CITES latest upate 2016: several species like L46 & Brazilian Stingray on CITES III



CITES UPDATE November 25, 2022+ The plenary of CITES CoP19 in Panama City agreed by consensus to list the Zebra Pleco, Hypancistrus zebra, on appendix II with a zero quota for wild specimens.This is a much more sensible solution for both conservation and trade than the original proposal from Brazil to list the species on appendix I, but it will require the sensible cooperation of Parties to CITES to secure legal commercial trade in captive bred specimens.The listing is expected to go into effect from February 25 2023

An Eco-Modern approach towards the future of aquarium industry: Artikel 81

Humoristic article on our brave new aquarium fish world: A brave new world

ENGLISH ARTICLE on Covid-19 through the eyes of a fish pathobioligist:Covid-19 through the eyes of a fish pathologist

ARTICLE EN FRANCAIS: Le Coronavirus vu par un biopathologiste spécialisé dans les poissons (Publié dan AQUAMAG Sept/2020)Covid-19 Gerald FR en AQUAMAG


For more you can check the unique international organization that defends & promotes the aquarium livestock industry www.ofish.org

Please find attached the list of existing EU import suspensions on coral species from various countries, which may have led to seizures in cases where some companies may have tried to import corals from these countries. 


Click here to download CITES Listed Corals

We believe that a number of other countries outside the EU do allow the importation of certain coral species, meaning that these governments don’t share the concerns of the EU

Wild caught fish: the trade, the benefits, the facts

It’s estimated more than 90% of ornamental marine fish and invertebrates (like coral) and between five and 10% of freshwater fish are wild caught for aquarium keepers to enjoy in their homes.
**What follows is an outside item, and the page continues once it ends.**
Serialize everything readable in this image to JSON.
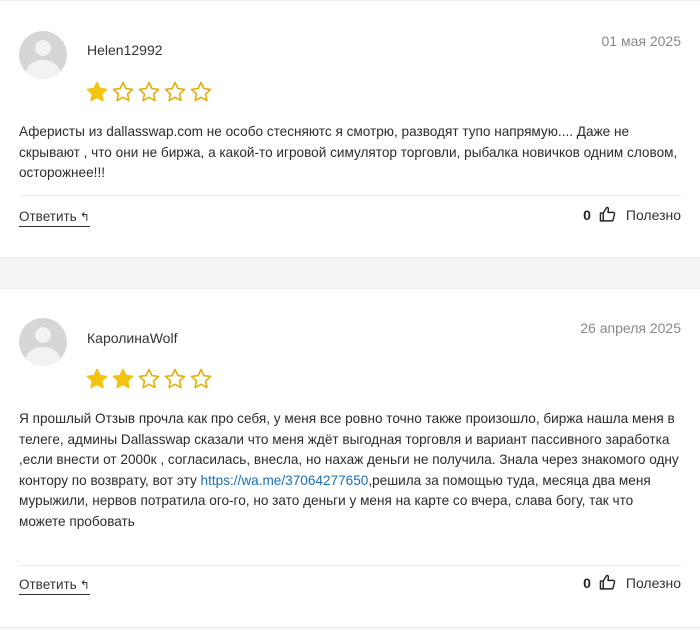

Fishermen can earn a living from their local rainforest rivers, rift valley lakes or coral reefs in some of the most remote countries in the world and are directly dependent on these habitats remaining healthy, so habitats can be protected because communities rely on them.

We believe these important benefits in the country of origin are often missed in the debate about wild caught fish. People, not fish, really lie at the heart of this issue. We need to ask ourselves what other livelihoods are open to them to feed their families if they cannot catch the species on their doorstep – and keep them alive to supply to our industry. And are those alternatives really ‘better’ – for them and the environment?

We wanted to examine the evidence for the positive benefits of wild caught fish so we commissioned the University of Kent’s Durrell Institute of Conservation and Ecology to review available scientific literature. Using this as The report

Read OATA’s Wild caught ornamental  fish: the trade, the benefits, the facts report online

Download a pdf of OATA’s Wild caught ornamental  fish: the trade, the benefits, the facts report

More details on Case Studies at


Amazone: https://www.youtube.com/watch?v=-nbUl_FCbLM&feature=youtu.be

Hawai: https://www.youtube.com/watch?v=50L6JcMOVLQ


Can the global marine aquarium trade (MAT) be a model for sustainable coral reef fisheries?